▼

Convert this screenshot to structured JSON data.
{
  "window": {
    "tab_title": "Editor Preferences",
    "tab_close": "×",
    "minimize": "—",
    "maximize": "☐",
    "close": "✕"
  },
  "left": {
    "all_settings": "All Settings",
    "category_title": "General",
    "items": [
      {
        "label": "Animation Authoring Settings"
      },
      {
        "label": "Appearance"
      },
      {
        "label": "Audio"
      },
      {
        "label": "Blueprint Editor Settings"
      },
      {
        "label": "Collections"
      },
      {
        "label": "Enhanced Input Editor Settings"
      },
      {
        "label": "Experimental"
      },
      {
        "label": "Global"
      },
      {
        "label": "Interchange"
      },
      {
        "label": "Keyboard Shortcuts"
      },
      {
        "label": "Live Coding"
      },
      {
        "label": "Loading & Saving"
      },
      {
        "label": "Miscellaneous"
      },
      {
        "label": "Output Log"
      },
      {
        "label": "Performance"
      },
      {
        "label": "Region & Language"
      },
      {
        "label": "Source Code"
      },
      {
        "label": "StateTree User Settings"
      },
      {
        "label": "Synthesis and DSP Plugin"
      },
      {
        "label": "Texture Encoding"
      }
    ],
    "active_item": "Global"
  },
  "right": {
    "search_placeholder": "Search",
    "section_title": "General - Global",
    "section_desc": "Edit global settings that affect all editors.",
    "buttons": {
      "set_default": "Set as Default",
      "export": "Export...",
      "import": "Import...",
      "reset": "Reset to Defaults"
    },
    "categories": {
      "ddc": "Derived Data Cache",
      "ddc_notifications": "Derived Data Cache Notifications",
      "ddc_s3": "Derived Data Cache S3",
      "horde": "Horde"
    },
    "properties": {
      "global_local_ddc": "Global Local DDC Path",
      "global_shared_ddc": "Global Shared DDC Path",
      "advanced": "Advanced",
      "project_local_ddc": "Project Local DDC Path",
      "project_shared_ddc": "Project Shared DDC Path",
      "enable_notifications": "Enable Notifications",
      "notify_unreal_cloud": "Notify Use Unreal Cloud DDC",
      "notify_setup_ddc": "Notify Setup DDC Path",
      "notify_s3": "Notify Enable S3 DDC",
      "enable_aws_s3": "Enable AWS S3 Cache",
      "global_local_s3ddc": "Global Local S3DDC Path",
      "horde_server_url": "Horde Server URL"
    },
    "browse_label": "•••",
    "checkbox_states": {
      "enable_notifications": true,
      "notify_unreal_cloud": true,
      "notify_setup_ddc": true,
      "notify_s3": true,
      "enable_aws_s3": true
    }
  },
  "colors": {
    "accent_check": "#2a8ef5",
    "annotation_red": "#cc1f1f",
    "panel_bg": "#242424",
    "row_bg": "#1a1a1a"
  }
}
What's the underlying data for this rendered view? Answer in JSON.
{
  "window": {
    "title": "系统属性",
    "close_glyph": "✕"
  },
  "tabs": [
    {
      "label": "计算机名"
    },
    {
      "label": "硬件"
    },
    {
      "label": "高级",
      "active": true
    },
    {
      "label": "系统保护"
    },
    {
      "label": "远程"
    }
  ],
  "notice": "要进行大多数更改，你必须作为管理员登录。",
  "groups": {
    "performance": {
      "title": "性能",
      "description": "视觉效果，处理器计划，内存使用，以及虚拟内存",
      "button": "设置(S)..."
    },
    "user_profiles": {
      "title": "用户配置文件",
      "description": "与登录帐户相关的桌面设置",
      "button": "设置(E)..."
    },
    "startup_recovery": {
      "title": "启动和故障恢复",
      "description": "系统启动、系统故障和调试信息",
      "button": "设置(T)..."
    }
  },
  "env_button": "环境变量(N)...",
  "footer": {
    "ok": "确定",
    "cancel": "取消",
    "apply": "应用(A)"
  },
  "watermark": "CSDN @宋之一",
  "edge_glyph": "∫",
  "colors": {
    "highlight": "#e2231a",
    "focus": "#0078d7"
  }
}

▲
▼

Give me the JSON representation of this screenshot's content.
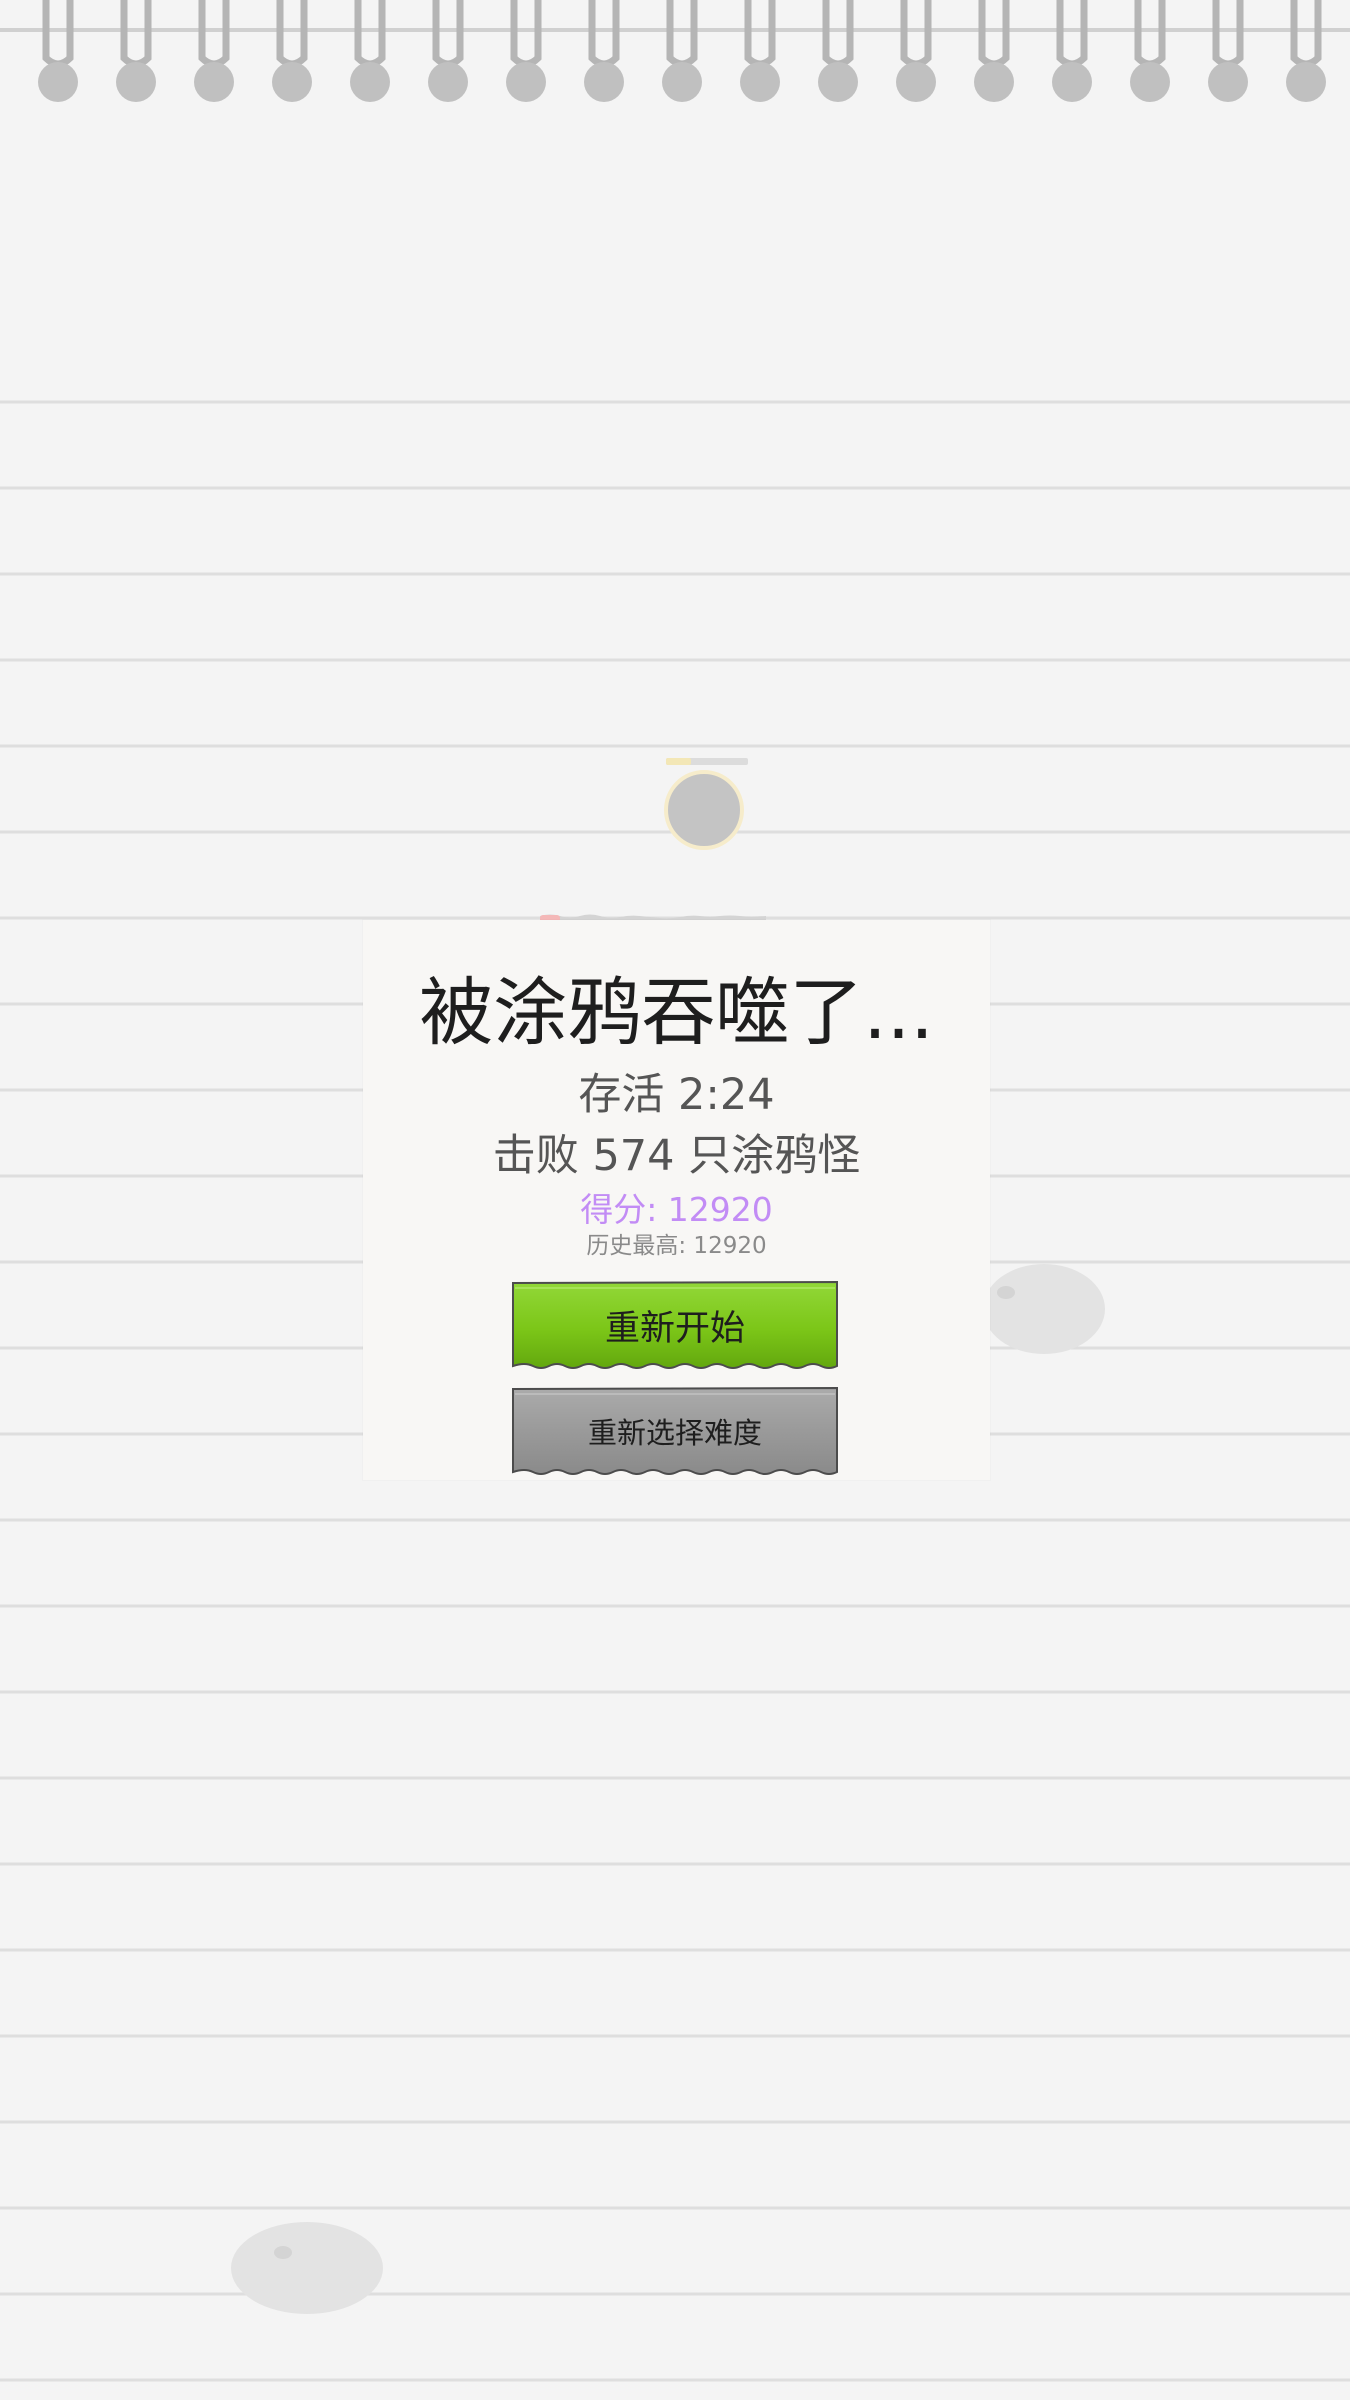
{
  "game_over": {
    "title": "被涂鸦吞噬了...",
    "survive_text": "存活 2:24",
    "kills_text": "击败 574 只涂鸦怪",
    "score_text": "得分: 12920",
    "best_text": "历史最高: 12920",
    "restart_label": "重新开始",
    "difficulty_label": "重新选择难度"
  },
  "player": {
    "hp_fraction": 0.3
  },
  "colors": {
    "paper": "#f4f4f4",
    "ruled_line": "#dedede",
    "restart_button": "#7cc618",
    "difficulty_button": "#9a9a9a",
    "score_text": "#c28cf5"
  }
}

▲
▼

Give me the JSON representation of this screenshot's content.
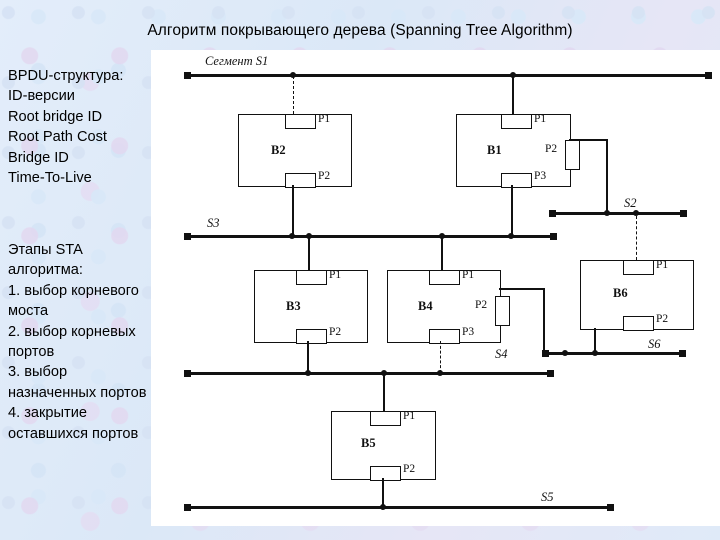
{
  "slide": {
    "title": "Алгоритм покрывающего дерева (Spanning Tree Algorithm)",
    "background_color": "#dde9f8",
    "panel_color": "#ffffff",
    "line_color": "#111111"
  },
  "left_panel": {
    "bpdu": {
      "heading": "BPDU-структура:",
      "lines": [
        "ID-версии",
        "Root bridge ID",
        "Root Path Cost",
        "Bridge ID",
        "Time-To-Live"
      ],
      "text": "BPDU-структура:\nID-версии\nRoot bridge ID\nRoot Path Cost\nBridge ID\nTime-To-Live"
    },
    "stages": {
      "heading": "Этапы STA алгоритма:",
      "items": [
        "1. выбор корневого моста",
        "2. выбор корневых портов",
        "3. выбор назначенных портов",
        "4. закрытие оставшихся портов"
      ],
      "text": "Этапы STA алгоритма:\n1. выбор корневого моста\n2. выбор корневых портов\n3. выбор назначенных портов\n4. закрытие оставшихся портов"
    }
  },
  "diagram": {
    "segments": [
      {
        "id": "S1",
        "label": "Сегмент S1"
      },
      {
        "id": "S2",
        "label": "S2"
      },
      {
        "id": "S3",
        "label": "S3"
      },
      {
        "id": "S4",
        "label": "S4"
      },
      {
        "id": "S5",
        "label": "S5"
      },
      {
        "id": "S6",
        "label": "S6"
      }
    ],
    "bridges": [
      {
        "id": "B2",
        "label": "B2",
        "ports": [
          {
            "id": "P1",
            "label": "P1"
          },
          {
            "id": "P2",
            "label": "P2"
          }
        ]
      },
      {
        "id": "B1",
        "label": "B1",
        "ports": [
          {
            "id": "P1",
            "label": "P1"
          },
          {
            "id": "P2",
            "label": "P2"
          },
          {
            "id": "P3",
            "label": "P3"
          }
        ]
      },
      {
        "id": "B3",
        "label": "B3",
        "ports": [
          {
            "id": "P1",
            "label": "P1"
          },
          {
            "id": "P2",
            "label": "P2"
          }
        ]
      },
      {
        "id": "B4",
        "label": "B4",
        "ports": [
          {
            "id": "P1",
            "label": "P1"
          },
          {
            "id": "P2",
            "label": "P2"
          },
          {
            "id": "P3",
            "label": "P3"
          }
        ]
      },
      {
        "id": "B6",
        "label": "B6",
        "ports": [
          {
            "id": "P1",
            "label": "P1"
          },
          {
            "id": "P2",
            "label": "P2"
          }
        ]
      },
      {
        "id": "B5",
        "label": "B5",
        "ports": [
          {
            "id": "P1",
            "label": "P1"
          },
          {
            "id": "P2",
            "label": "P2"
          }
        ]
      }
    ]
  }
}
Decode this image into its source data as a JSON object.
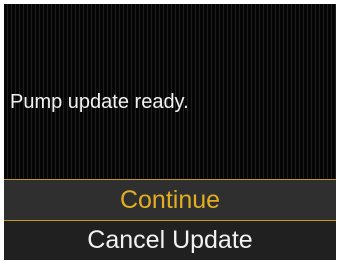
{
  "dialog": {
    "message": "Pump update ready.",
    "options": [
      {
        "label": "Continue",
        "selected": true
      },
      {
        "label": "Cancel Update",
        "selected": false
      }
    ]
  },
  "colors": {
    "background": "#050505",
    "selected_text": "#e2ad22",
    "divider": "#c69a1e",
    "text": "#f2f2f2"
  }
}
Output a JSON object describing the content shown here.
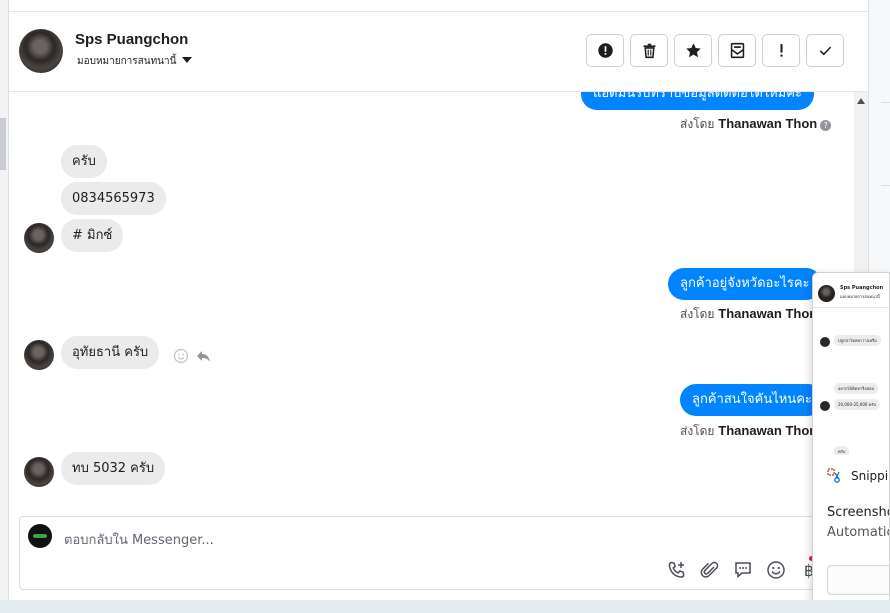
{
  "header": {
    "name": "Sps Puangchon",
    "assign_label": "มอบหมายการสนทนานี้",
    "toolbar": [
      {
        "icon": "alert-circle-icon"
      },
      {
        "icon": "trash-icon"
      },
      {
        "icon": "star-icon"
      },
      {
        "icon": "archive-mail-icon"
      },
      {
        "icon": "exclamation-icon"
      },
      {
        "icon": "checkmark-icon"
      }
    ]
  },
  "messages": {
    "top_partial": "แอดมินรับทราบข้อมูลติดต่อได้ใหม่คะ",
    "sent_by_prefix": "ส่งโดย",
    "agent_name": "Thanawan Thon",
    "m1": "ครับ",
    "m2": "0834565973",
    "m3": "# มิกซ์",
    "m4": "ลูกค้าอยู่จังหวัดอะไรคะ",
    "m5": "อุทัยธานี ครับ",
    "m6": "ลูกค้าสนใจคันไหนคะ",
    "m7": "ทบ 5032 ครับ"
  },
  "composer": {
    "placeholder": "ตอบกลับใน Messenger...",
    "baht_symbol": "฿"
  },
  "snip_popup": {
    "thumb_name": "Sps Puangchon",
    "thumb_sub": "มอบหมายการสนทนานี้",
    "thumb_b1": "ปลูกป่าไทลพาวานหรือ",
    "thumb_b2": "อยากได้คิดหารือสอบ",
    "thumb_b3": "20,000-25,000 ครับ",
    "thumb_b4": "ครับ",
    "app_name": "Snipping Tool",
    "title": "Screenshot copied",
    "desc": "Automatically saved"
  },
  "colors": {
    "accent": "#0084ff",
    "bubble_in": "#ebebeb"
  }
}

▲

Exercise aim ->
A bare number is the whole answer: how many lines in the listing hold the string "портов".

Answer area ->
4